the Japanese version of The Mennonite Hour, an audio outreach program broadcast
across the island over radio and land lines.
early 1960s, the Reber family moved to Tokyo. There, Barbara and Don oversaw
the Anabaptist Center, a meeting place and guest house for area church leaders
and fellowship groups. Next door to the Anabaptist Center was the Honancho
church, where Reber served as pastor.
The Rebers returned
to the United States in 1966, where Don worked in marketing with multiple
companies, including Mennonite Media Ministries. After retirement, Don returned
to Japan for two years as a mission associate with Mennonite Mission Network
and served as a wedding minister in Sapporo and Tokyo.
Yaguchi, a poet, professor and Mennonite leader in Japan, recalled asking Reber
about the purpose of his wedding ministry. According to Yaguchi, Reber replied,
“Most of [the couples] do not know Jesus Christ. When they start their new life
together, don’t you think it is meaningful for them to know that it is God who
leads them to their marriage and who blesses their new life?”
“We wanted [Reber]
to return to Sapporo, but he went to Heaven instead,” Yaguchi wrote. “May he
rest there where his beloved God is.”
Don in death on Jan. 31, 2012. In 2014, Reber married Elizabeth (Glick)
Granfield, who survives him. Other survivors include five children, Karen Sue
Senft of Goshen, Indiana; Beth Ann Reber Wenger of Dayton, Virginia; Mary Kay
(Dan) Hostetler of Rochester, Minnesota; Carol Jean (Larry) Brundege of Moneta,
Virginia; and Jon (Kimberly) Reber of Columbia, New Jersey; 11 grandchildren; 12
great-grandchildren; and three great-great-grandchildren. Reber was preceded in

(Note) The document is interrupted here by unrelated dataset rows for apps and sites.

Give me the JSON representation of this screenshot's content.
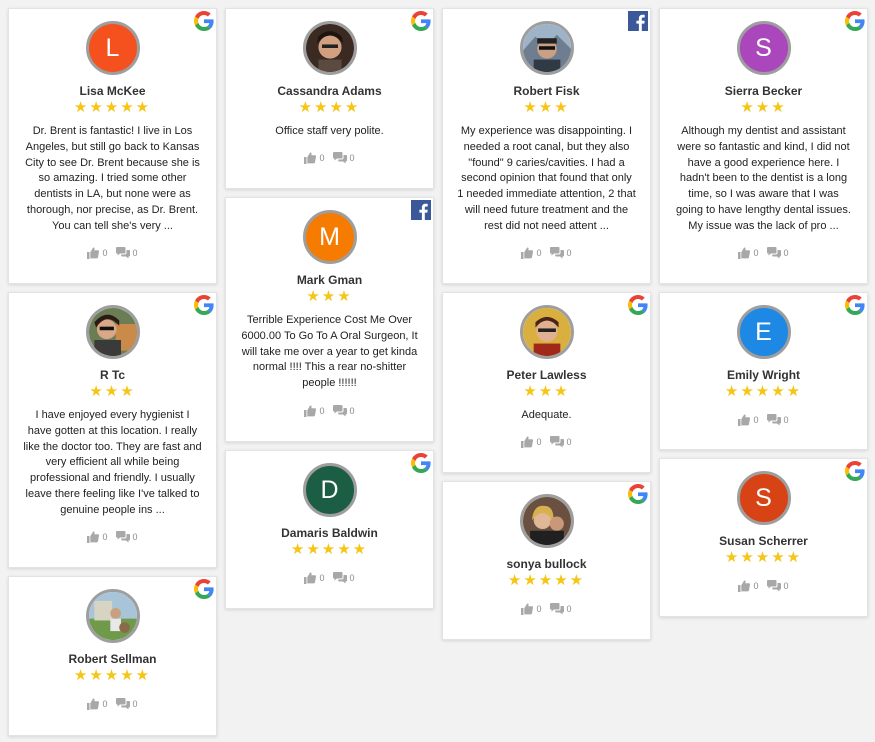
{
  "brand_colors": {
    "google_blue": "#4285F4",
    "facebook_blue": "#3B5998",
    "star": "#F5C518"
  },
  "reviews": [
    {
      "name": "Lisa McKee",
      "source": "google-icon",
      "rating": 5,
      "avatar_letter": "L",
      "avatar_color": "#F4511E",
      "text": "Dr. Brent is fantastic! I live in Los Angeles, but still go back to Kansas City to see Dr. Brent because she is so amazing. I tried some other dentists in LA, but none were as thorough, nor precise, as Dr. Brent. You can tell she's very ...",
      "likes": "0",
      "comments": "0"
    },
    {
      "name": "Cassandra Adams",
      "source": "google-icon",
      "rating": 4,
      "avatar_letter": "",
      "avatar_color": "#7a4e3a",
      "text": "Office staff very polite.",
      "likes": "0",
      "comments": "0"
    },
    {
      "name": "Robert Fisk",
      "source": "facebook-icon",
      "rating": 3,
      "avatar_letter": "",
      "avatar_color": "#6d7a86",
      "text": "My experience was disappointing. I needed a root canal, but they also \"found\" 9 caries/cavities. I had a second opinion that found that only 1 needed immediate attention, 2 that will need future treatment and the rest did not need attent ...",
      "likes": "0",
      "comments": "0"
    },
    {
      "name": "Sierra Becker",
      "source": "google-icon",
      "rating": 3,
      "avatar_letter": "S",
      "avatar_color": "#AB47BC",
      "text": "Although my dentist and assistant were so fantastic and kind, I did not have a good experience here. I hadn't been to the dentist is a long time, so I was aware that I was going to have lengthy dental issues. My issue was the lack of pro ...",
      "likes": "0",
      "comments": "0"
    },
    {
      "name": "Mark Gman",
      "source": "facebook-icon",
      "rating": 3,
      "avatar_letter": "M",
      "avatar_color": "#F57C00",
      "text": "Terrible Experience Cost Me Over 6000.00 To Go To A Oral Surgeon, It will take me over a year to get kinda normal !!!! This a rear no-shitter people !!!!!!",
      "likes": "0",
      "comments": "0"
    },
    {
      "name": "R Tc",
      "source": "google-icon",
      "rating": 3,
      "avatar_letter": "",
      "avatar_color": "#8a6a4a",
      "text": "I have enjoyed every hygienist I have gotten at this location. I really like the doctor too. They are fast and very efficient all while being professional and friendly. I usually leave there feeling like I've talked to genuine people ins ...",
      "likes": "0",
      "comments": "0"
    },
    {
      "name": "Peter Lawless",
      "source": "google-icon",
      "rating": 3,
      "avatar_letter": "",
      "avatar_color": "#b0402a",
      "text": "Adequate.",
      "likes": "0",
      "comments": "0"
    },
    {
      "name": "Emily Wright",
      "source": "google-icon",
      "rating": 5,
      "avatar_letter": "E",
      "avatar_color": "#1E88E5",
      "text": "",
      "likes": "0",
      "comments": "0"
    },
    {
      "name": "Damaris Baldwin",
      "source": "google-icon",
      "rating": 5,
      "avatar_letter": "D",
      "avatar_color": "#1B5E43",
      "text": "",
      "likes": "0",
      "comments": "0"
    },
    {
      "name": "sonya bullock",
      "source": "google-icon",
      "rating": 5,
      "avatar_letter": "",
      "avatar_color": "#9a7a5a",
      "text": "",
      "likes": "0",
      "comments": "0"
    },
    {
      "name": "Susan Scherrer",
      "source": "google-icon",
      "rating": 5,
      "avatar_letter": "S",
      "avatar_color": "#D84315",
      "text": "",
      "likes": "0",
      "comments": "0"
    },
    {
      "name": "Robert Sellman",
      "source": "google-icon",
      "rating": 5,
      "avatar_letter": "",
      "avatar_color": "#7a8a6a",
      "text": "",
      "likes": "0",
      "comments": "0"
    }
  ]
}
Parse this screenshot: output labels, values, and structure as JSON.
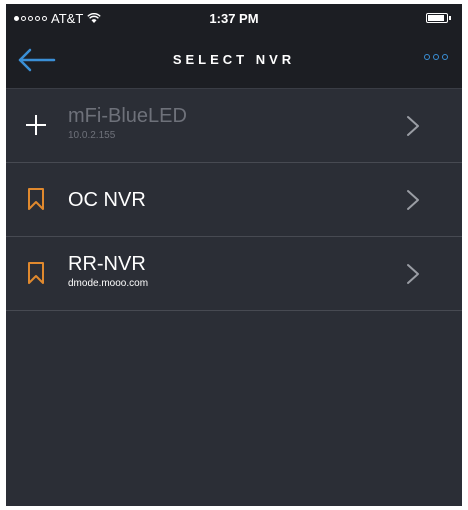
{
  "status_bar": {
    "carrier": "AT&T",
    "time": "1:37 PM"
  },
  "navbar": {
    "title": "SELECT NVR"
  },
  "colors": {
    "accent": "#3a8fd6",
    "bookmark": "#e0892e",
    "background": "#2b2e36",
    "bar": "#1c1e23"
  },
  "nvr_list": [
    {
      "name": "mFi-BlueLED",
      "subtitle": "10.0.2.155",
      "icon": "plus-icon",
      "disabled": true
    },
    {
      "name": "OC NVR",
      "subtitle": "",
      "icon": "bookmark-icon",
      "disabled": false
    },
    {
      "name": "RR-NVR",
      "subtitle": "dmode.mooo.com",
      "icon": "bookmark-icon",
      "disabled": false
    }
  ]
}
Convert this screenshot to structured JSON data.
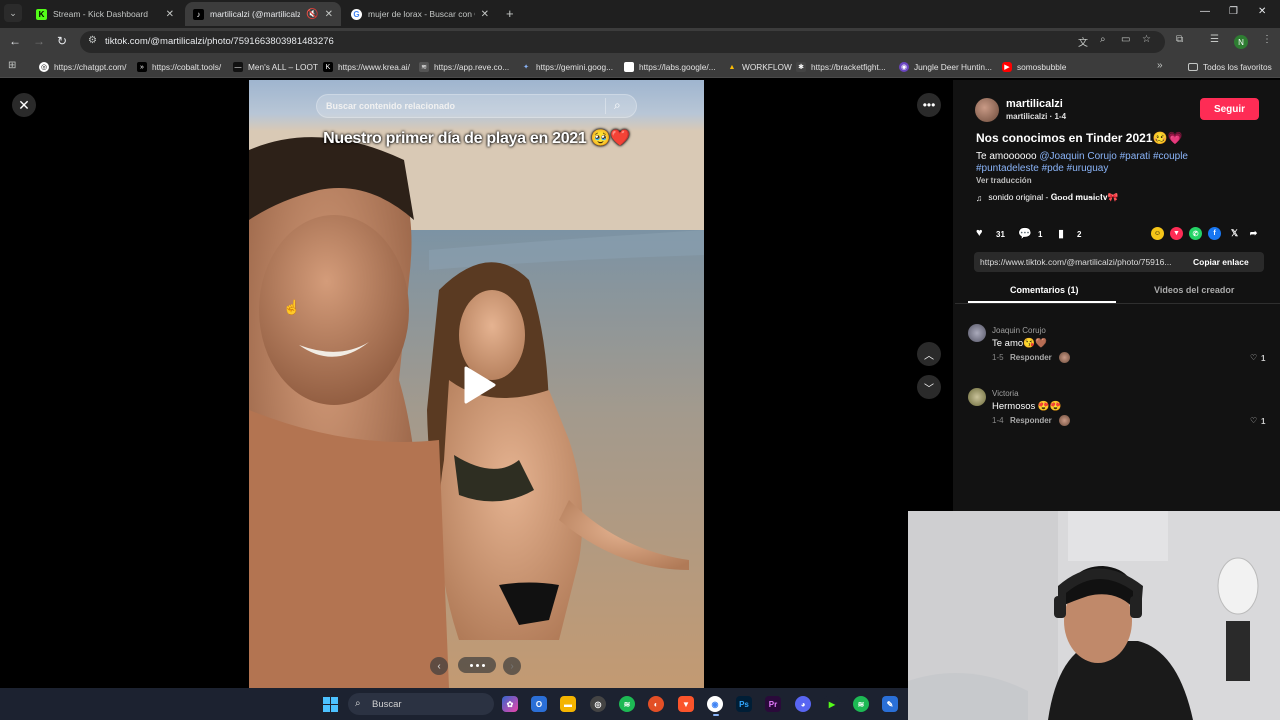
{
  "browser": {
    "tabs": [
      {
        "title": "Stream - Kick Dashboard",
        "favicon": "kick-icon",
        "active": false
      },
      {
        "title": "martilicalzi (@martilicalzi) |",
        "favicon": "tiktok-icon",
        "active": true
      },
      {
        "title": "mujer de lorax - Buscar con Go",
        "favicon": "google-icon",
        "active": false
      }
    ],
    "url": "tiktok.com/@martilicalzi/photo/7591663803981483276",
    "bookmarks": [
      "https://chatgpt.com/",
      "https://cobalt.tools/",
      "Men's ALL – LOOT",
      "https://www.krea.ai/",
      "https://app.reve.co...",
      "https://gemini.goog...",
      "https://labs.google/...",
      "WORKFLOW",
      "https://bracketfight...",
      "Jungle Deer Huntin...",
      "somosbubble"
    ],
    "all_bookmarks": "Todos los favoritos",
    "profile_initial": "N"
  },
  "viewer": {
    "search_placeholder": "Buscar contenido relacionado",
    "photo_caption": "Nuestro primer día de playa en 2021 🥹❤️",
    "carousel_total": 3
  },
  "side": {
    "username": "martilicalzi",
    "meta": "martilicalzi · 1-4",
    "follow_label": "Seguir",
    "title": "Nos conocimos en Tinder 2021🥴💗",
    "desc_prefix": "Te amoooooo",
    "desc_mention": "@Joaquin Corujo",
    "desc_tags_1": "#parati #couple",
    "desc_tags_2": "#puntadeleste #pde #uruguay",
    "see_translation": "Ver traducción",
    "sound": "sonido original - 𝐆𝐨𝐨𝐝 𝐦𝐮𝐬𝐢𝐜𝐭𝐯🎀",
    "likes": "31",
    "comments_count": "1",
    "saves": "2",
    "link": "https://www.tiktok.com/@martilicalzi/photo/75916...",
    "copy_link": "Copiar enlace",
    "tab_comments": "Comentarios (1)",
    "tab_videos": "Videos del creador",
    "comments": [
      {
        "user": "Joaquin Corujo",
        "text": "Te amo😘🤎",
        "date": "1-5",
        "reply": "Responder",
        "likes": "1"
      },
      {
        "user": "Victoria",
        "text": "Hermosos 😍😍",
        "date": "1-4",
        "reply": "Responder",
        "likes": "1"
      }
    ]
  },
  "taskbar": {
    "search_label": "Buscar"
  },
  "colors": {
    "tiktok_red": "#fe2c55",
    "link_blue": "#8ab4f8",
    "panel_bg": "#121212",
    "chrome_toolbar": "#3c3c3c"
  }
}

death by his wife, Barbara (Bender); his brother, Kenneth Reber; and his
sisters, Berniece (Paul) Yoder and Marguerite (Darold) Roth.